Please restate the data word for word, leaving out no line.

[Opening Working data section]

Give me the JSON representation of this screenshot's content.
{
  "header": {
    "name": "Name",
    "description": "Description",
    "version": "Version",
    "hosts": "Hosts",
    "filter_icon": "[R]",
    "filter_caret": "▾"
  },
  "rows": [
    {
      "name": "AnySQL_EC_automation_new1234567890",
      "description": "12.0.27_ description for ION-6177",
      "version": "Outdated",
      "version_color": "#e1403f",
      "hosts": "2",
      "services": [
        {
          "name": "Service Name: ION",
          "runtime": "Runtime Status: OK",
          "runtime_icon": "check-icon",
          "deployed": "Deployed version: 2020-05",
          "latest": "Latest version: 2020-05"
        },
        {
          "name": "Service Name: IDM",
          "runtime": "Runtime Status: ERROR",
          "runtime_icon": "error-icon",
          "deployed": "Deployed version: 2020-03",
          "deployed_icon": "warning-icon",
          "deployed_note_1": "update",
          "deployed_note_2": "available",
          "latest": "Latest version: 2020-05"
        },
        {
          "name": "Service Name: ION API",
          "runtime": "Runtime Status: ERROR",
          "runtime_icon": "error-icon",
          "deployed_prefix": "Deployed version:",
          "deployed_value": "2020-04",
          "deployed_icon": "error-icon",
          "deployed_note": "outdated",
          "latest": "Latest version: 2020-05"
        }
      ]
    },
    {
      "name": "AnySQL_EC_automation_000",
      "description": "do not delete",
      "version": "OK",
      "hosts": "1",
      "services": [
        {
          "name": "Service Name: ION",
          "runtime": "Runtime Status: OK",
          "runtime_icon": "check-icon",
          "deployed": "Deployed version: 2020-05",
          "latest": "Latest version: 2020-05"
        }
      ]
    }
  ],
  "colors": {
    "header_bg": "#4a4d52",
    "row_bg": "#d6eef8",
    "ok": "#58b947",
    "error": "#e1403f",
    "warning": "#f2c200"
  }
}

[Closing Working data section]

## Answer to the problem
Give me the JSON representation of this screenshot's content.
{
  "header": {
    "name": "Name",
    "description": "Description",
    "version": "Version",
    "hosts": "Hosts",
    "filter_icon": "[R]",
    "filter_caret": "▾"
  },
  "rows": [
    {
      "name": "AnySQL_EC_automation_new1234567890",
      "description": "12.0.27_ description for ION-6177",
      "version": "Outdated",
      "version_color": "#e1403f",
      "hosts": "2",
      "services": [
        {
          "name": "Service Name: ION",
          "runtime": "Runtime Status: OK",
          "runtime_icon": "check-icon",
          "deployed": "Deployed version: 2020-05",
          "latest": "Latest version: 2020-05"
        },
        {
          "name": "Service Name: IDM",
          "runtime": "Runtime Status: ERROR",
          "runtime_icon": "error-icon",
          "deployed": "Deployed version: 2020-03",
          "deployed_icon": "warning-icon",
          "deployed_note_1": "update",
          "deployed_note_2": "available",
          "latest": "Latest version: 2020-05"
        },
        {
          "name": "Service Name: ION API",
          "runtime": "Runtime Status: ERROR",
          "runtime_icon": "error-icon",
          "deployed_prefix": "Deployed version:",
          "deployed_value": "2020-04",
          "deployed_icon": "error-icon",
          "deployed_note": "outdated",
          "latest": "Latest version: 2020-05"
        }
      ]
    },
    {
      "name": "AnySQL_EC_automation_000",
      "description": "do not delete",
      "version": "OK",
      "hosts": "1",
      "services": [
        {
          "name": "Service Name: ION",
          "runtime": "Runtime Status: OK",
          "runtime_icon": "check-icon",
          "deployed": "Deployed version: 2020-05",
          "latest": "Latest version: 2020-05"
        }
      ]
    }
  ],
  "colors": {
    "header_bg": "#4a4d52",
    "row_bg": "#d6eef8",
    "ok": "#58b947",
    "error": "#e1403f",
    "warning": "#f2c200"
  }
}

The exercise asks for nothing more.